The political side of the new record strikes me as more patriotic than activist, but maybe patriotic is the best way to define modern activism anyway. After all, the Occupy movement is more about wresting the democratic process away from corporate money interests and putting it back into the hands of the American people – what’s more patriotic than that?
The title track reminds the listener that the election of Barack Obama shouldn’t be tallied like some liberal-minded version of a certain “mission accomplished” banner from a decade ago. A line from the record’s centerpiece – a stunningly perfect New Orleans folks song entitled simply “J” – reflects progressives’ disappointment in the Obama administration’s performance thus far ( “Dude could be FDR right now/ but instead he’s shifting his weight” ).
However, DiFranco is quick to point out the difficulties that the President faced when trying to go forward on issues that the general public seem to have lost interest in. “If you’re standing on the higher ground all by yourself with nobody to talk to, it’s not gonna work,” she says. And, as a woman who has had to overcome an awful lot of obstacles in the male-dominated music industry, DiFranco feels empathetic about Obama’s status as the first black president.
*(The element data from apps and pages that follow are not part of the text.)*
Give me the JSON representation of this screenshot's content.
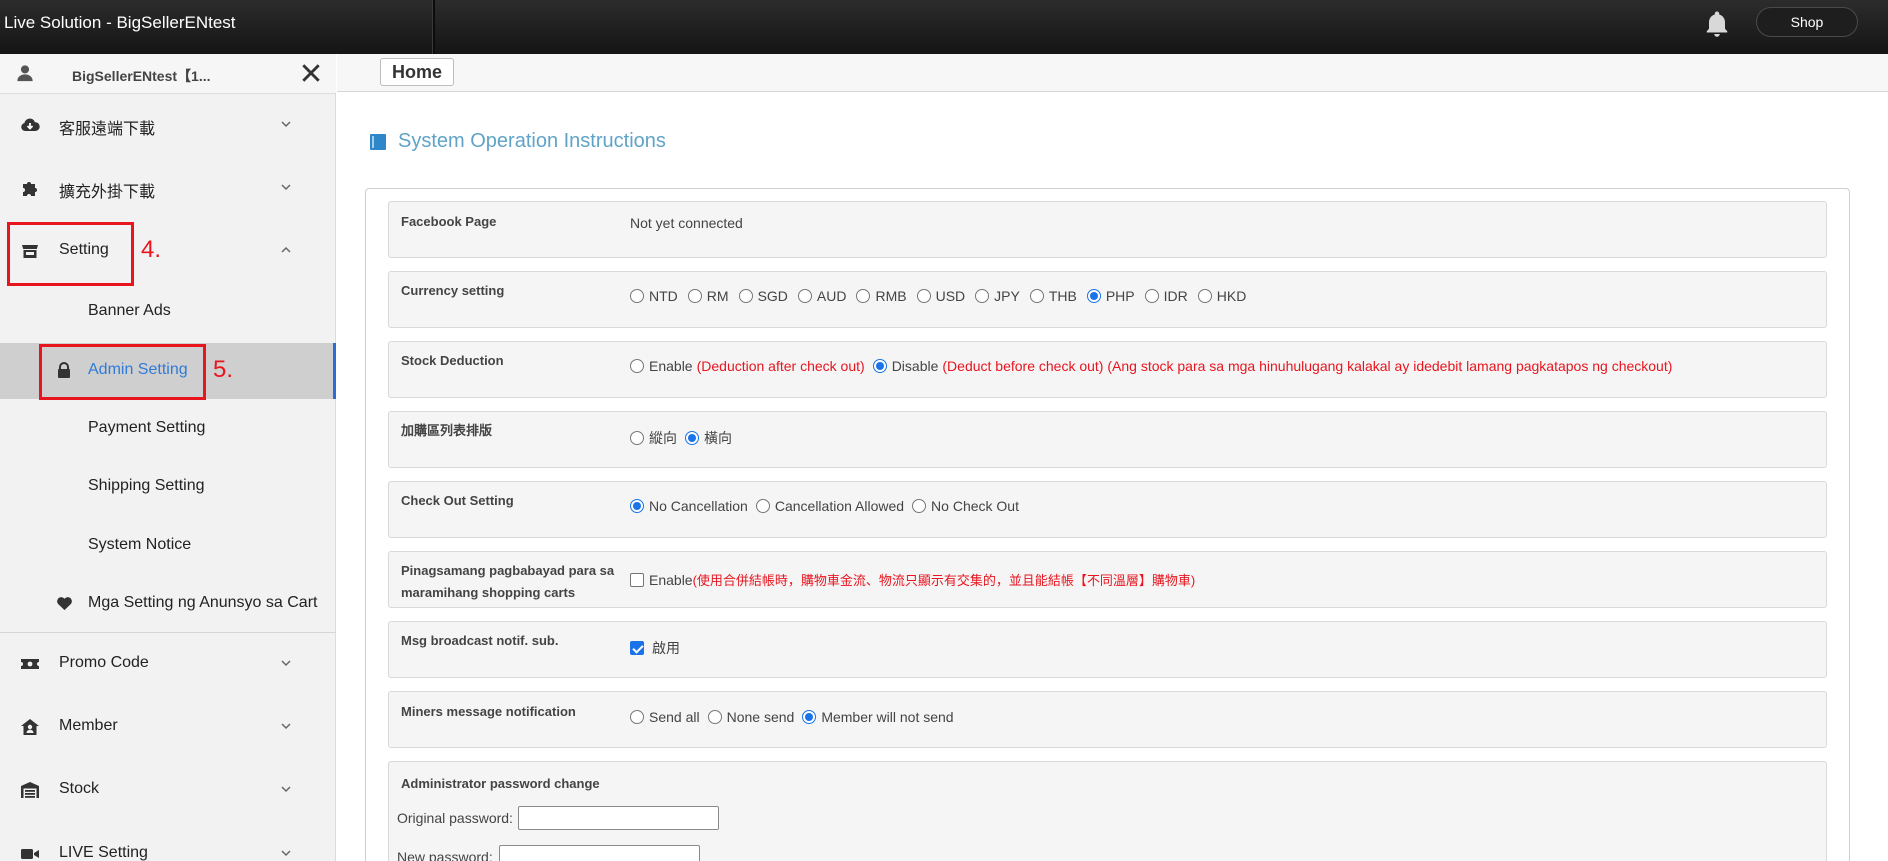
{
  "app": {
    "title": "Live Solution - BigSellerENtest",
    "shop_label": "Shop",
    "bell_icon": "bell-icon"
  },
  "sidebar": {
    "user": {
      "name": "BigSellerENtest【1...",
      "icon": "user-icon",
      "close_icon": "close-icon"
    },
    "items": [
      {
        "label": "客服遠端下載",
        "icon": "cloud-download-icon"
      },
      {
        "label": "擴充外掛下載",
        "icon": "puzzle-icon"
      },
      {
        "label": "Setting",
        "icon": "store-icon"
      },
      {
        "label": "Promo Code",
        "icon": "ticket-icon"
      },
      {
        "label": "Member",
        "icon": "member-icon"
      },
      {
        "label": "Stock",
        "icon": "warehouse-icon"
      },
      {
        "label": "LIVE Setting",
        "icon": "video-icon"
      }
    ],
    "sub_items": [
      {
        "label": "Banner Ads"
      },
      {
        "label": "Admin Setting",
        "icon": "lock-icon"
      },
      {
        "label": "Payment Setting"
      },
      {
        "label": "Shipping Setting"
      },
      {
        "label": "System Notice"
      },
      {
        "label": "Mga Setting ng Anunsyo sa Cart",
        "icon": "heart-icon"
      }
    ],
    "annotations": {
      "step4": "4.",
      "step5": "5."
    }
  },
  "main": {
    "tab": "Home",
    "section_title": "System Operation Instructions",
    "rows": {
      "facebook": {
        "label": "Facebook Page",
        "value": "Not yet connected"
      },
      "currency": {
        "label": "Currency setting",
        "options": [
          "NTD",
          "RM",
          "SGD",
          "AUD",
          "RMB",
          "USD",
          "JPY",
          "THB",
          "PHP",
          "IDR",
          "HKD"
        ],
        "selected": "PHP"
      },
      "stock": {
        "label": "Stock Deduction",
        "enable": "Enable",
        "enable_note": "(Deduction after check out)",
        "disable": "Disable",
        "disable_note": "(Deduct before check out) (Ang stock para sa mga hinuhulugang kalakal ay idedebit lamang pagkatapos ng checkout)"
      },
      "layout": {
        "label": "加購區列表排版",
        "opt1": "縱向",
        "opt2": "橫向"
      },
      "checkout": {
        "label": "Check Out Setting",
        "opt1": "No Cancellation",
        "opt2": "Cancellation Allowed",
        "opt3": "No Check Out"
      },
      "combined": {
        "label_line1": "Pinagsamang pagbabayad para sa",
        "label_line2": "maramihang shopping carts",
        "enable": "Enable",
        "note": "(使用合併結帳時，購物車金流、物流只顯示有交集的，並且能結帳【不同溫層】購物車)"
      },
      "broadcast": {
        "label": "Msg broadcast notif. sub.",
        "enable": "啟用"
      },
      "miners": {
        "label": "Miners message notification",
        "opt1": "Send all",
        "opt2": "None send",
        "opt3": "Member will not send"
      },
      "password": {
        "label": "Administrator password change",
        "original": "Original password:",
        "new": "New password:"
      }
    }
  }
}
“To be a black president – to be a female president – anyone knows that you have to work overtime to not alienate, to not scare people,” she says. “If he were to throw his weight around like George W. did, there would be a very different reaction. You can see how the political theater changed instantly – you know, people standing up and shouting ‘you’re a liar’ at the President in the halls of Congress. The underlying realities of racism make it that much more difficult for him to take charge and use the power that we have given him, that we wish he would really use.”
If she’s critical of Obama’s lack of tangible changes and policies, then she’s equally critical of citizens’ complacency toward that inaction.
“If he felt an immense back up – if the hordes that actually left their house on the last presidential election day and registered and voted for the first time – if we had stood behind him and kept saying, ‘No, we’re serious, we will support you to end this war. We do want universal healthcare.’ If he really felt, in this arena of dragons and monsters, that he had the force of the people behind him, he’d be more empowered to act in the way that we want him to act. But we as people kicked back and said, ‘OK, fix it.’”
The transient qualities of New Orleans seem to be a perfect fit for Ani DiFranco’s traveler’s heart, and it’s gratifying for a longtime resident like myself to see her embrace our funky neighborhood as her own. Likewise, the stable presence of her husband and soul mate, Mike, and their daughter Petah, have allowed her to appreciate the virtues of standing still every now and then – and to enjoy the mundane pleasures of planting seeds and nurturing new roots. And when she speaks of the new home that she has made with her family, her eyes sparkle with a child-like wonder that she wears very well.
In light of that sparkle, Ani DiFranco still takes her marching orders from that shy, 15-year-old girl that she once was – the child who first picked up a guitar simply to make music for all the right reasons, as most kids tend to do.
Three decades later, now a wife and mother in the far away city of New Orleans, I suspect that this Buffalo girl sometimes sees her teenage self smiling back at her from the mirror – and it is in that smile that she has found a bridge to the kind of peace that she’s always longed for. Honestly, how many of us would be able to look our optimistic teenage selves in the eye and not feel like we have a lot of explaining to do? This might be the definition of staying true.